• _EXERCISE GOAL_: Keep only the lines of the data below that contain "decimals", and copy them.

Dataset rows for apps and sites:
Content starts

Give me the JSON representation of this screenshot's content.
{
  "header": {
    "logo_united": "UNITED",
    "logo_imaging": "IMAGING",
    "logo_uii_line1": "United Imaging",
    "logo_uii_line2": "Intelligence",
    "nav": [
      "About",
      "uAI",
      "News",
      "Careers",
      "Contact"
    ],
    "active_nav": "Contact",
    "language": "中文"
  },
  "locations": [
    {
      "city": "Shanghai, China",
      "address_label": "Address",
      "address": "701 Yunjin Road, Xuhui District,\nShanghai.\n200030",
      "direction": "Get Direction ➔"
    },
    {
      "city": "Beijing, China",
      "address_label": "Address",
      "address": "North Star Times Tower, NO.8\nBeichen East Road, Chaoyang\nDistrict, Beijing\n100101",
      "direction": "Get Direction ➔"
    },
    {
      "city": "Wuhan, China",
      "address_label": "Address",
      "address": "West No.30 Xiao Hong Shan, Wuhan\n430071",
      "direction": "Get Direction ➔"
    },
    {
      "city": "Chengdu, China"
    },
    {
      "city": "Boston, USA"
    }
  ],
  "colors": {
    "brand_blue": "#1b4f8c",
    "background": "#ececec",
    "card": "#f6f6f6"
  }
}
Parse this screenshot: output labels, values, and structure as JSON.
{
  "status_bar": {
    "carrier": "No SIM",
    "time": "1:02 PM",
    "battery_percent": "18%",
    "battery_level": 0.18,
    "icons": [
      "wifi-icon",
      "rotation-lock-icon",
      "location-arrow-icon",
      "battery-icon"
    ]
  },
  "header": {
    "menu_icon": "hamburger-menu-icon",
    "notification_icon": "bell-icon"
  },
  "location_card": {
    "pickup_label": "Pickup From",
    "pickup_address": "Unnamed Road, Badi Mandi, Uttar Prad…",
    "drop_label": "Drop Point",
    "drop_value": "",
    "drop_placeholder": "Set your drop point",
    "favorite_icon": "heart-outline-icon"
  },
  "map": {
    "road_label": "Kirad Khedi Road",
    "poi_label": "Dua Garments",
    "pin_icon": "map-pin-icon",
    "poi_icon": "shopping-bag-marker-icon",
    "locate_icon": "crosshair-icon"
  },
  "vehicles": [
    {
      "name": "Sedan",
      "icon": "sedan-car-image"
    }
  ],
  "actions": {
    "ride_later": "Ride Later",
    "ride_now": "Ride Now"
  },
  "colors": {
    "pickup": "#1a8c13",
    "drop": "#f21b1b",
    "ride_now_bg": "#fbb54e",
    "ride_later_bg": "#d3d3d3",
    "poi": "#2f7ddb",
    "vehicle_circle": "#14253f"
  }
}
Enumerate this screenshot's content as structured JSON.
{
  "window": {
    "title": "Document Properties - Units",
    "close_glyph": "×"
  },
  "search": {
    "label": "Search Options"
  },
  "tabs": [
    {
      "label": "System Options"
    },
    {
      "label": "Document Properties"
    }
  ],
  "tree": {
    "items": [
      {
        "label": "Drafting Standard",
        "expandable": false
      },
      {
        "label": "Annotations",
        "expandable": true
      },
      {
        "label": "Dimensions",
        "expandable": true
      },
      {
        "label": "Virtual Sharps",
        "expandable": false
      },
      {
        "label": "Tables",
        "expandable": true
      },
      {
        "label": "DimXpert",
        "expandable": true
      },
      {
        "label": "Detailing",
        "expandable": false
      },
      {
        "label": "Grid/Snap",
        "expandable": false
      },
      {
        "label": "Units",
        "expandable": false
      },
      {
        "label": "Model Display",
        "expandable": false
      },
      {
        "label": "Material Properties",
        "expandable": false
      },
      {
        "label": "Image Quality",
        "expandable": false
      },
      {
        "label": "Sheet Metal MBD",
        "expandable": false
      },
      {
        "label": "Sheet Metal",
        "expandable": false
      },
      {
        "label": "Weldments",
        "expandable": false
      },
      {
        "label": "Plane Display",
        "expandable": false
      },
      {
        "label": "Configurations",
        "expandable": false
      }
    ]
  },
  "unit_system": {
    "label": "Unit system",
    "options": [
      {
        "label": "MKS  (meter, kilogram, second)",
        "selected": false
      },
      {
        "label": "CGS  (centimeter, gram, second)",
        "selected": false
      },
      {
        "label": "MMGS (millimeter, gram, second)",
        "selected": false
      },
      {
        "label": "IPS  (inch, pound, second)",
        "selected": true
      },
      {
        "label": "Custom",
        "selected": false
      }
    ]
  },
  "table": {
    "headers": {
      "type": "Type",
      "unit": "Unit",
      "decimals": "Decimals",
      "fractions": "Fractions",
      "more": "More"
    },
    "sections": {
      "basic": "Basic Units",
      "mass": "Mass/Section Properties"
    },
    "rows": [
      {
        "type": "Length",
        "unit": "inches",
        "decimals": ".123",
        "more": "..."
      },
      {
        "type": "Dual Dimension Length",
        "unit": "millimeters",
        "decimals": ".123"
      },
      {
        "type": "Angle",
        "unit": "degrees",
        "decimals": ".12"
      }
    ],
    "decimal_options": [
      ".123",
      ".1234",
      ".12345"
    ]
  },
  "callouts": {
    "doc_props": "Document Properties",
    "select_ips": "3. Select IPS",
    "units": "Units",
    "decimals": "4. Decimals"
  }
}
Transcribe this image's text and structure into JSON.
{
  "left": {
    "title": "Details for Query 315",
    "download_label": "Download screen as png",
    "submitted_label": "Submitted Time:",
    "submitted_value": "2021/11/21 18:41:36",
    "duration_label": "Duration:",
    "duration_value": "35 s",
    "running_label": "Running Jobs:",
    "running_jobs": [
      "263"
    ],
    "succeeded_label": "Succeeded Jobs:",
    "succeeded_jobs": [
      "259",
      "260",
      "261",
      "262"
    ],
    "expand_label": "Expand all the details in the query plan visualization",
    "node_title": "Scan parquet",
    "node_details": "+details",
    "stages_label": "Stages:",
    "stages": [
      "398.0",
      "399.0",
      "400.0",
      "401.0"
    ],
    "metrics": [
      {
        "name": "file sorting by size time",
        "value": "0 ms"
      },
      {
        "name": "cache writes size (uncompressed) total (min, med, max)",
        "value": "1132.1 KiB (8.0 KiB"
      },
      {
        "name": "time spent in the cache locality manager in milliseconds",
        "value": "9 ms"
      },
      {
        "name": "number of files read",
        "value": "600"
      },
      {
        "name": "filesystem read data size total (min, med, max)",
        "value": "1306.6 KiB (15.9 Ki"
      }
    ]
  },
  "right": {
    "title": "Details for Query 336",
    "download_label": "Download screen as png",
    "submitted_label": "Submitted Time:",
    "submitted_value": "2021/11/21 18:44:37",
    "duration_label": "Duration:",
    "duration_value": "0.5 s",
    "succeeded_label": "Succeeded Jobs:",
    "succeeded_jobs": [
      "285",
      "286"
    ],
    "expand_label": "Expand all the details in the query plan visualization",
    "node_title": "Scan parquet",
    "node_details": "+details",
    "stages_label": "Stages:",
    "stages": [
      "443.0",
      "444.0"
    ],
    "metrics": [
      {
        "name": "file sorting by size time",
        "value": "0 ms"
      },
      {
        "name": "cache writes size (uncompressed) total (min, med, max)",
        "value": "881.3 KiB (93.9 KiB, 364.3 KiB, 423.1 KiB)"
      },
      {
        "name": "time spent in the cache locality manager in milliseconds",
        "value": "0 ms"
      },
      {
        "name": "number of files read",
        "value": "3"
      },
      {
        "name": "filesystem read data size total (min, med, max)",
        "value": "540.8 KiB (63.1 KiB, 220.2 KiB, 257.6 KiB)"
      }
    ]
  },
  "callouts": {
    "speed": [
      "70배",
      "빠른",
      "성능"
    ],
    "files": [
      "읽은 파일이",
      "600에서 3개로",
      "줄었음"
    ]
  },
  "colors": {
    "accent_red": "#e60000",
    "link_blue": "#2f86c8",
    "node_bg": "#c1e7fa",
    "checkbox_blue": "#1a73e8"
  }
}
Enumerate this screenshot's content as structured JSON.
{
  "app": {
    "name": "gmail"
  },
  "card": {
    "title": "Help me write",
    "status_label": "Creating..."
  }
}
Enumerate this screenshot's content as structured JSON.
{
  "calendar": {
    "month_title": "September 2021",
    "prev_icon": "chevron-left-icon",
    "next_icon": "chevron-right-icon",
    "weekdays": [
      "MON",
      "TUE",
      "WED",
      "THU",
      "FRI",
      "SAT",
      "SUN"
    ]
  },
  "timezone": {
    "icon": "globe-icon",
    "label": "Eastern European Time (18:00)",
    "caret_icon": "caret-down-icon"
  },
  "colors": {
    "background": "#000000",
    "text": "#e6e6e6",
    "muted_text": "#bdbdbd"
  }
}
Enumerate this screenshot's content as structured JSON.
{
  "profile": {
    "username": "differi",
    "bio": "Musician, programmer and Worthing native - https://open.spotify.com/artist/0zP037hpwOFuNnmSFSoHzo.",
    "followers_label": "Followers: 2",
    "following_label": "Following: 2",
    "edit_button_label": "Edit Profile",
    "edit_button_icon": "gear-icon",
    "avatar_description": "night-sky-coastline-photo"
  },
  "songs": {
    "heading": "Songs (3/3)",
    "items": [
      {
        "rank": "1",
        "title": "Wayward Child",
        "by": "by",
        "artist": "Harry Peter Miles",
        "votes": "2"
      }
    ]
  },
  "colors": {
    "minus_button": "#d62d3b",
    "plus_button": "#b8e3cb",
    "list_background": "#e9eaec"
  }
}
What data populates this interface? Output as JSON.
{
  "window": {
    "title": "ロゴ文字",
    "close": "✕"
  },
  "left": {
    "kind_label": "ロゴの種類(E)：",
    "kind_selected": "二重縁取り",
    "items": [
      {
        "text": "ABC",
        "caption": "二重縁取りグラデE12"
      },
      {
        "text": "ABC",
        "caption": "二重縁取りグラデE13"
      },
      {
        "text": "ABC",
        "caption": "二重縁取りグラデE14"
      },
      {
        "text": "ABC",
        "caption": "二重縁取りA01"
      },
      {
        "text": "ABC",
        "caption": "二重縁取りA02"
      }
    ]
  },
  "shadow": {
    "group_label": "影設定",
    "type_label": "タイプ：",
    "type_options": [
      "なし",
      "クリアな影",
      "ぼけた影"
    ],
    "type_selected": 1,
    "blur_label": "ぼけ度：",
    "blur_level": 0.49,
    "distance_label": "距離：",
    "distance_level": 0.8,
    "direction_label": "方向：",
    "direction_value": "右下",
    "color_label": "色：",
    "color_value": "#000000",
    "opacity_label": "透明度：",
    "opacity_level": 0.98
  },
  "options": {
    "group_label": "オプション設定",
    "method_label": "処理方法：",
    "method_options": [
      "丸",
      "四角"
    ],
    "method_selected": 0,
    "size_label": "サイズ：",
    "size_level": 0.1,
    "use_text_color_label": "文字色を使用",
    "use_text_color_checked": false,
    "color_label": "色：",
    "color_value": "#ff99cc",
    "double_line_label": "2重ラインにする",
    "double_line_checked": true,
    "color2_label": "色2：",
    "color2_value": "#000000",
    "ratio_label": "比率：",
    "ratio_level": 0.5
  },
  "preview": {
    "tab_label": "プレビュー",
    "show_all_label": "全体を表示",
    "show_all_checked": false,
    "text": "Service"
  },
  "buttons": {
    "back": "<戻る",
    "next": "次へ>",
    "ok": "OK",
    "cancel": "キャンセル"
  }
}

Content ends

• _FINISHED TASK_:
      "decimals": "Decimals",
        "decimals": ".123",
        "decimals": ".123"
        "decimals": ".12"
    "decimals": "4. Decimals"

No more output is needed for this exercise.